EXERCISE DIRECTIONS.
Look through the material and tally each line bearing the word "icon". Give only the total.

EXERCISE MATERIALS.
▼▼▼

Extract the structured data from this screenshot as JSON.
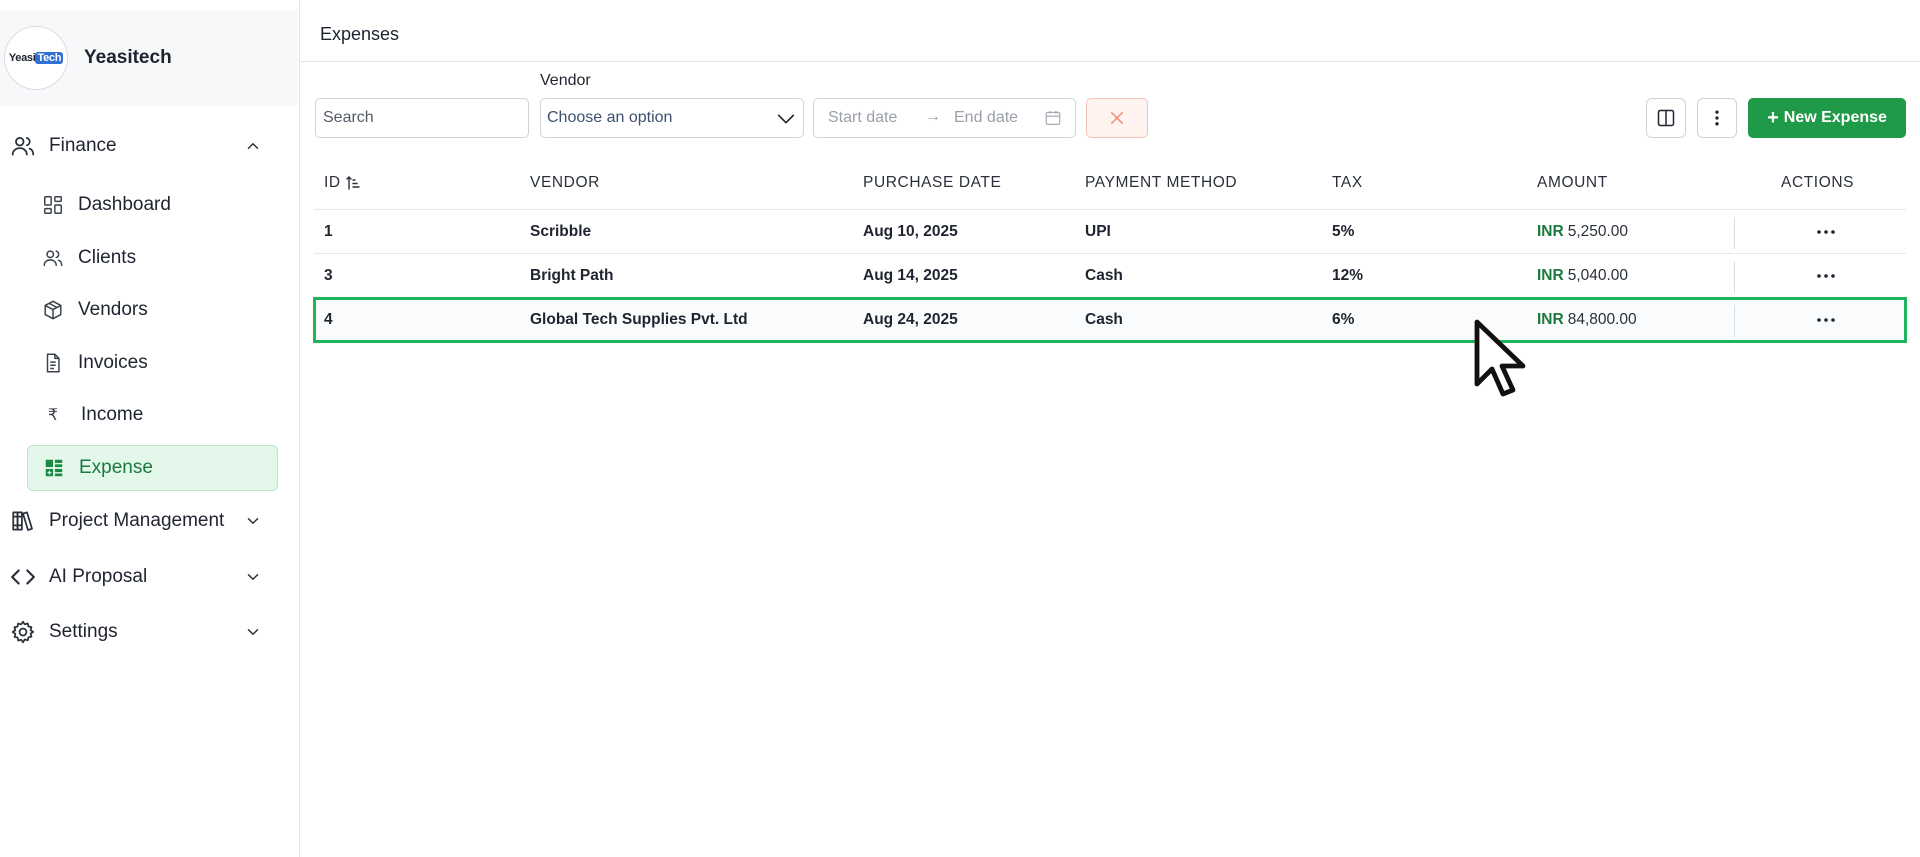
{
  "brand": {
    "logo_part1": "Yeasi",
    "logo_part2": "Tech",
    "name": "Yeasitech"
  },
  "sidebar": {
    "finance": {
      "label": "Finance",
      "icon": "users-icon",
      "expanded": true
    },
    "items": [
      {
        "label": "Dashboard",
        "icon": "dashboard-icon"
      },
      {
        "label": "Clients",
        "icon": "users-icon"
      },
      {
        "label": "Vendors",
        "icon": "box-icon"
      },
      {
        "label": "Invoices",
        "icon": "document-icon"
      },
      {
        "label": "Income",
        "icon": "rupee-icon",
        "glyph": "₹"
      },
      {
        "label": "Expense",
        "icon": "table-icon",
        "active": true
      }
    ],
    "project_management": {
      "label": "Project Management",
      "icon": "books-icon"
    },
    "ai_proposal": {
      "label": "AI Proposal",
      "icon": "code-icon"
    },
    "settings": {
      "label": "Settings",
      "icon": "gear-icon"
    }
  },
  "header": {
    "title": "Expenses"
  },
  "filters": {
    "search_placeholder": "Search",
    "vendor_label": "Vendor",
    "vendor_placeholder": "Choose an option",
    "start_date_placeholder": "Start date",
    "date_arrow": "→",
    "end_date_placeholder": "End date"
  },
  "toolbar": {
    "new_expense_plus": "+",
    "new_expense_label": "New Expense"
  },
  "table": {
    "columns": [
      "ID",
      "VENDOR",
      "PURCHASE DATE",
      "PAYMENT METHOD",
      "TAX",
      "AMOUNT",
      "ACTIONS"
    ],
    "rows": [
      {
        "id": "1",
        "vendor": "Scribble",
        "date": "Aug 10, 2025",
        "method": "UPI",
        "tax": "5%",
        "currency": "INR",
        "amount": "5,250.00"
      },
      {
        "id": "3",
        "vendor": "Bright Path",
        "date": "Aug 14, 2025",
        "method": "Cash",
        "tax": "12%",
        "currency": "INR",
        "amount": "5,040.00"
      },
      {
        "id": "4",
        "vendor": "Global Tech Supplies Pvt. Ltd",
        "date": "Aug 24, 2025",
        "method": "Cash",
        "tax": "6%",
        "currency": "INR",
        "amount": "84,800.00",
        "highlighted": true
      }
    ]
  },
  "colors": {
    "accent": "#1e9a48",
    "highlight": "#1fb55a",
    "active_bg": "#e3f8ea"
  }
}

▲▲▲

ANSWER SPACE.
10